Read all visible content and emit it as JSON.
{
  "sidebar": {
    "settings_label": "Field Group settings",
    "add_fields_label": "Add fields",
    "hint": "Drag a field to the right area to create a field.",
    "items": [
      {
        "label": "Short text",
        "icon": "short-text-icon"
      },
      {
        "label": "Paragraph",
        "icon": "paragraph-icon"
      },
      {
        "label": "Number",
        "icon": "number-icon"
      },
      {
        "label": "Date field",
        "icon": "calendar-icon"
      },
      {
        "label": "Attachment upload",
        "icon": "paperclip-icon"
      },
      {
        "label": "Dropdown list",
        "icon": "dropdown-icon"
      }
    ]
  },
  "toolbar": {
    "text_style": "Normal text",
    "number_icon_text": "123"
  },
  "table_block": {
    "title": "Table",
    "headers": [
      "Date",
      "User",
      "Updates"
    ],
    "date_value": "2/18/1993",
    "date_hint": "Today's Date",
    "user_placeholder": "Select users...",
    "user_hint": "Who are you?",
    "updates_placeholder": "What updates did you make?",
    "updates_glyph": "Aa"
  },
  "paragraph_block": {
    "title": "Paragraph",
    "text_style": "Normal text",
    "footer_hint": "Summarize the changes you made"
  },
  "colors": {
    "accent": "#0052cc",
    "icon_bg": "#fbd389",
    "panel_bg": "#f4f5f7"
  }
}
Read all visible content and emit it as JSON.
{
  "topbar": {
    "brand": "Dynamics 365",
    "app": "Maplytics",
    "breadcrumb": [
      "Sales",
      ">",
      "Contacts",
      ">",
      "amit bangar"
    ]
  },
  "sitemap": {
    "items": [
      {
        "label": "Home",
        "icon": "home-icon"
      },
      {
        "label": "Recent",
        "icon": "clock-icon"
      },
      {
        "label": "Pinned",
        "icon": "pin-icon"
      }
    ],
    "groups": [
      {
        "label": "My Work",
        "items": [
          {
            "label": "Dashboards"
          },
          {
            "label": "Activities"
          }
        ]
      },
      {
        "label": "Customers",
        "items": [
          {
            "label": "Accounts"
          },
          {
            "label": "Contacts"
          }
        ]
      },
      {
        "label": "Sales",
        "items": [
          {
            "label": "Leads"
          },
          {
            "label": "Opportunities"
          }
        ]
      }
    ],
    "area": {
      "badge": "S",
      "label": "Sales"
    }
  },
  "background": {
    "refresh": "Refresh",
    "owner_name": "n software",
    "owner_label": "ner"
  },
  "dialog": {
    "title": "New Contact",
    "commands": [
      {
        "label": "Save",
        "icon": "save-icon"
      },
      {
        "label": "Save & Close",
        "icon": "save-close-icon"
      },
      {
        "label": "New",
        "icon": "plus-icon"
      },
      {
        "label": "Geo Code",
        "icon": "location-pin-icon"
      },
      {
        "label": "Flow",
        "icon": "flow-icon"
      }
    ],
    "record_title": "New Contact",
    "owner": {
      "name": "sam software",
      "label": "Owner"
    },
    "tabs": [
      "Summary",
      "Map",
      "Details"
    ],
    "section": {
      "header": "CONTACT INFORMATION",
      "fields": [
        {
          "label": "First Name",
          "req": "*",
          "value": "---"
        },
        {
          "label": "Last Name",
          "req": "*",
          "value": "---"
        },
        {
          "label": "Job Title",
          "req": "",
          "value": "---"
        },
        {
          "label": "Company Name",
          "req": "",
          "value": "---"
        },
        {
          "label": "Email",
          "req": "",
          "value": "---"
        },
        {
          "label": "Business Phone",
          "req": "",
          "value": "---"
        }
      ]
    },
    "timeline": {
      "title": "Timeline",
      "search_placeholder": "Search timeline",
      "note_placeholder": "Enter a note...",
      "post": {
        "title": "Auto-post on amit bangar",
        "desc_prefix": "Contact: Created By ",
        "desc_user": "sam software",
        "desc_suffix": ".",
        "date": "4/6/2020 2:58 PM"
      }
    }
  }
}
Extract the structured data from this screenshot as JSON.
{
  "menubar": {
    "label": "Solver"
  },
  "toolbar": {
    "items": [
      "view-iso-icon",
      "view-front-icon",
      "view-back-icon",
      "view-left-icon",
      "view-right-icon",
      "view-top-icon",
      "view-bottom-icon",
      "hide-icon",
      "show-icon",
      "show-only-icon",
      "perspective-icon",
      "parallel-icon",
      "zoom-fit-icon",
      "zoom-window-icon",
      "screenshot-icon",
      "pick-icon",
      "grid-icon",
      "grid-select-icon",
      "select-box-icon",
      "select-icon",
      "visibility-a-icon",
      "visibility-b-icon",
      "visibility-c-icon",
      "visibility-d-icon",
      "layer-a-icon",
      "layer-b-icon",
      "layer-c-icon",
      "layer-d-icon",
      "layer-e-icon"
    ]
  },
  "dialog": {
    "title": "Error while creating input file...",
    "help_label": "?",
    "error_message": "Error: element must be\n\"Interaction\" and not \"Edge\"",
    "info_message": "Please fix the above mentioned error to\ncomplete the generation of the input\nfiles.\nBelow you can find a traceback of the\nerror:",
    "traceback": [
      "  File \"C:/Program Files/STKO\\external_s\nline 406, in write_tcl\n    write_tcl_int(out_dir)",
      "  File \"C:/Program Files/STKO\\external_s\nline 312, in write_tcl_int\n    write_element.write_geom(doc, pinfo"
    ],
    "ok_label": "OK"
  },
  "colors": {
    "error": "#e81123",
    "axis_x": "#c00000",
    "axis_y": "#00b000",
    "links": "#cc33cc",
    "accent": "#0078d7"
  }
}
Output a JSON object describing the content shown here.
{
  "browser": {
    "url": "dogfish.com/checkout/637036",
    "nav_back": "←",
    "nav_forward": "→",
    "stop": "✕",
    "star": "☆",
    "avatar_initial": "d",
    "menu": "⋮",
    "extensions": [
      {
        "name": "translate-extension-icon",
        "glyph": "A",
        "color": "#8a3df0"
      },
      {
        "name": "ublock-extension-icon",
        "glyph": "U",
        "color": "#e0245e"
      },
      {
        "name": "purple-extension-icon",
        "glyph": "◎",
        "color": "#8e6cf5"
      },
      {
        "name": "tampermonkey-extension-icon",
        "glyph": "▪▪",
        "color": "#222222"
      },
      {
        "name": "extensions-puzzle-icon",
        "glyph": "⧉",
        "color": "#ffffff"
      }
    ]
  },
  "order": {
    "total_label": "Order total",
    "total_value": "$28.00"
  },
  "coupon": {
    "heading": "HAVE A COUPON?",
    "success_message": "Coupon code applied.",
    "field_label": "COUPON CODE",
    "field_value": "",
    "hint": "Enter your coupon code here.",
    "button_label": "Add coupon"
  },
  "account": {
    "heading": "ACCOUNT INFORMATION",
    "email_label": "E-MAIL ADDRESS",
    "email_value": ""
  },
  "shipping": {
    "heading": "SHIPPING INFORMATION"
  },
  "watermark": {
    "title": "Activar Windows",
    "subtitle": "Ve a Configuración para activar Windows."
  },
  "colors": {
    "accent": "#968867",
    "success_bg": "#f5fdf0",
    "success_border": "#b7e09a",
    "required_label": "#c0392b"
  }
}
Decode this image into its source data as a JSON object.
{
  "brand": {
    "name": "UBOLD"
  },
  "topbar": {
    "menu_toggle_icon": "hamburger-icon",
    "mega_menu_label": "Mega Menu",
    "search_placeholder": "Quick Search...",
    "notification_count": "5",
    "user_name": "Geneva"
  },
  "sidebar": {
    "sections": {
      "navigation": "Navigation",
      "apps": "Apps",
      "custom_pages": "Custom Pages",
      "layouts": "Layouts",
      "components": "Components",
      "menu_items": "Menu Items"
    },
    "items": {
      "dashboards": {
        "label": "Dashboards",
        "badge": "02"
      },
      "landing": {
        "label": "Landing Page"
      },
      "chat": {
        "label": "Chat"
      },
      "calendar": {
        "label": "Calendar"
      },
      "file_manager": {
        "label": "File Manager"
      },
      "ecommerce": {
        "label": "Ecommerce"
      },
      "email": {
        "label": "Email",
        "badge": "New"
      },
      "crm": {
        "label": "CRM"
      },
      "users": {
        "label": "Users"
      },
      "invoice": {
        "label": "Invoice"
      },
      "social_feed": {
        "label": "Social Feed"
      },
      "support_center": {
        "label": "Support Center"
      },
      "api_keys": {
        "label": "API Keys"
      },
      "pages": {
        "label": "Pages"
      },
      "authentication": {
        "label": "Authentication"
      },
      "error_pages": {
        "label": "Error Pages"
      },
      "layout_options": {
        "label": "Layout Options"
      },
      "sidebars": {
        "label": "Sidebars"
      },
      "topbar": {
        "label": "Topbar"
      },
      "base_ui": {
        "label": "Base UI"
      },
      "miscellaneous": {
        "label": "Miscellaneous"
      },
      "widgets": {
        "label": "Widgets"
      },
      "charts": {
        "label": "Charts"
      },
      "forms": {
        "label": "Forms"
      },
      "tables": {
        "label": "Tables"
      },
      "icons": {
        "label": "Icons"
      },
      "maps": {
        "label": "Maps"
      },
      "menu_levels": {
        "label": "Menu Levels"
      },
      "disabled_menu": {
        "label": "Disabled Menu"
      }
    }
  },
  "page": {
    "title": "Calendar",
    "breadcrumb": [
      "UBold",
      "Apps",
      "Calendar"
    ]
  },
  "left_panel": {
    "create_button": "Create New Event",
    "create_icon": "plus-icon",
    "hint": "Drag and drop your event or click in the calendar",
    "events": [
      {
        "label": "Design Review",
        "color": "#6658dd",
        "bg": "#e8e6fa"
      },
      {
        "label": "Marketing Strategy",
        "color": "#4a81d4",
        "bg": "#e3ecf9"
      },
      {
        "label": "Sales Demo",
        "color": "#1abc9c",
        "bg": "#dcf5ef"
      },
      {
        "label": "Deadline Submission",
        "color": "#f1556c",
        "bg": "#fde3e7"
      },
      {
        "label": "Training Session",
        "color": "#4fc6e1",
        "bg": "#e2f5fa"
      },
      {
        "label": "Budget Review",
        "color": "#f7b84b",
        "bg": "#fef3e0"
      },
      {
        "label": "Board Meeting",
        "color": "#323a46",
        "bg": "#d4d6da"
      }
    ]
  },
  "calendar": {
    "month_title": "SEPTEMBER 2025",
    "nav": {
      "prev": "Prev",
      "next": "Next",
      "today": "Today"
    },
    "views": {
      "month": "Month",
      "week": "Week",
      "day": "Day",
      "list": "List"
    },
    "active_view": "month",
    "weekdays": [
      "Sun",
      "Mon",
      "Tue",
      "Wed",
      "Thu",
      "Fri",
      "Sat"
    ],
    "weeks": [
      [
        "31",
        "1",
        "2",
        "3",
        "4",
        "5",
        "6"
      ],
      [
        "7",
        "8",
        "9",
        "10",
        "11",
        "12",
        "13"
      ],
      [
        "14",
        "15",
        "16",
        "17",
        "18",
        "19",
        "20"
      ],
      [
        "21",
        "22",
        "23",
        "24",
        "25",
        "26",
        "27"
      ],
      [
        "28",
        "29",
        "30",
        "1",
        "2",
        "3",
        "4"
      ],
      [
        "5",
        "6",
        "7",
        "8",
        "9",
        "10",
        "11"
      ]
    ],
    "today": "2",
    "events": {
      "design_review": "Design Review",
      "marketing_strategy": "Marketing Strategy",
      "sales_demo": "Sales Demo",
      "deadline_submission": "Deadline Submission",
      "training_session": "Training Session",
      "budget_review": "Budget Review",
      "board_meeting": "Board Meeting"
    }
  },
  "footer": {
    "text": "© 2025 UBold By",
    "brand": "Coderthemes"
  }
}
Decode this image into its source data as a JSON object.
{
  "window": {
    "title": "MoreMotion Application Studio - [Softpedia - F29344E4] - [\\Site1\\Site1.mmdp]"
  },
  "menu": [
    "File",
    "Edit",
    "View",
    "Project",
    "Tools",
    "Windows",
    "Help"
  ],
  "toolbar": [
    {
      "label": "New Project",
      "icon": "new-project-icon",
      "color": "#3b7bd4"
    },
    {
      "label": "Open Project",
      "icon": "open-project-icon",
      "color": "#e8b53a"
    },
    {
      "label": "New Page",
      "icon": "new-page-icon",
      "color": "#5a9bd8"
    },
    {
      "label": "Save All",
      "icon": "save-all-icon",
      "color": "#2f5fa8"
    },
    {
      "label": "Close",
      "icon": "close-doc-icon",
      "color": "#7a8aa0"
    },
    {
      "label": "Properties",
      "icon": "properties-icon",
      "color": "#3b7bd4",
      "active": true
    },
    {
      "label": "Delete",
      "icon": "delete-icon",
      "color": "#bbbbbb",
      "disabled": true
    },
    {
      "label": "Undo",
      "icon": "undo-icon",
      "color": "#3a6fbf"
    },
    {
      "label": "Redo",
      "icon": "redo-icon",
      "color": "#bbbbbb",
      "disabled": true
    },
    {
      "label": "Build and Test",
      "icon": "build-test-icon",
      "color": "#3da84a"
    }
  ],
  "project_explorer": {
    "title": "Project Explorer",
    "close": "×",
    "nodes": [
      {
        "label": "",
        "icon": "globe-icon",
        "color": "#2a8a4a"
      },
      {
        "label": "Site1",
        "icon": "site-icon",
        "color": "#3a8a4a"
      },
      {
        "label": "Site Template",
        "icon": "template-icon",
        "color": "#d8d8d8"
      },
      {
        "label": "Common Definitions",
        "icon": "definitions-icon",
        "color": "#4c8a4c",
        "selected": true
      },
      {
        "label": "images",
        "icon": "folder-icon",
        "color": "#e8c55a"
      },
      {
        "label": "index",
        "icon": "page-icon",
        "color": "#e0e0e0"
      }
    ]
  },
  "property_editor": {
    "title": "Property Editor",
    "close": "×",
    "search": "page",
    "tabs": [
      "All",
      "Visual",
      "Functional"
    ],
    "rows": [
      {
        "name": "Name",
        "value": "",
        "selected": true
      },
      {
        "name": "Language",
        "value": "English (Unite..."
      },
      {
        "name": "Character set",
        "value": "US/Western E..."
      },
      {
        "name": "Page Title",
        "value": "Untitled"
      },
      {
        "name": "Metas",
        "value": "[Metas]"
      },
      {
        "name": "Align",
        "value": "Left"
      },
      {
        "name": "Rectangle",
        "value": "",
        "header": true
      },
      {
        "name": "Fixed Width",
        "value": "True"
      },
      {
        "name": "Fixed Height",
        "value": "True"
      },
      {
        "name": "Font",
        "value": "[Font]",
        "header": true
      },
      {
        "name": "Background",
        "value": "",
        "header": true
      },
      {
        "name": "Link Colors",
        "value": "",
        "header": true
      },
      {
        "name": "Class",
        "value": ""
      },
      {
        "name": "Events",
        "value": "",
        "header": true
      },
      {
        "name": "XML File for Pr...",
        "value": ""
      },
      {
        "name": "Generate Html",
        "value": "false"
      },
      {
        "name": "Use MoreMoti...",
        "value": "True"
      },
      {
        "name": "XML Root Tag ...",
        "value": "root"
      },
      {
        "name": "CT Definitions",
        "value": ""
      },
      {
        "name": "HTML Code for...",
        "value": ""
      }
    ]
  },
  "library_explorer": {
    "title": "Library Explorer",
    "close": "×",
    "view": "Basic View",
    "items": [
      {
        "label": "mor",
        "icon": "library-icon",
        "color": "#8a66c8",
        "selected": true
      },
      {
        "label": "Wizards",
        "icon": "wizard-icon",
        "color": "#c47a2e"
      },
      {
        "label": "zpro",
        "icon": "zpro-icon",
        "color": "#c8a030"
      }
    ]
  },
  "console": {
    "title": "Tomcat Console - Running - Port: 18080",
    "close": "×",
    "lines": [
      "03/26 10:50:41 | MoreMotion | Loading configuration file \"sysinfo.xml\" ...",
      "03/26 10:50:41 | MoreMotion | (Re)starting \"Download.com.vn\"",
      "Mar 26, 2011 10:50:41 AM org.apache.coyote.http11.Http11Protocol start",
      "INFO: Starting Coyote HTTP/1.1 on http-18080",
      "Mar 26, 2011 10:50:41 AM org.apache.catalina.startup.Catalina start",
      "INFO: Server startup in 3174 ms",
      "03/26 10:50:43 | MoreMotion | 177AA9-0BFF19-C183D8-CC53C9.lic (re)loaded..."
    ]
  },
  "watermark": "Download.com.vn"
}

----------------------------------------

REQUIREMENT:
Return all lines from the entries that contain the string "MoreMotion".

RESULT OF THIS TASK:
    "title": "MoreMotion Application Studio - [Softpedia - F29344E4] - [\\Site1\\Site1.mmdp]"
      "03/26 10:50:41 | MoreMotion | Loading configuration file \"sysinfo.xml\" ...",
      "03/26 10:50:41 | MoreMotion | (Re)starting \"Download.com.vn\"",
      "03/26 10:50:43 | MoreMotion | 177AA9-0BFF19-C183D8-CC53C9.lic (re)loaded..."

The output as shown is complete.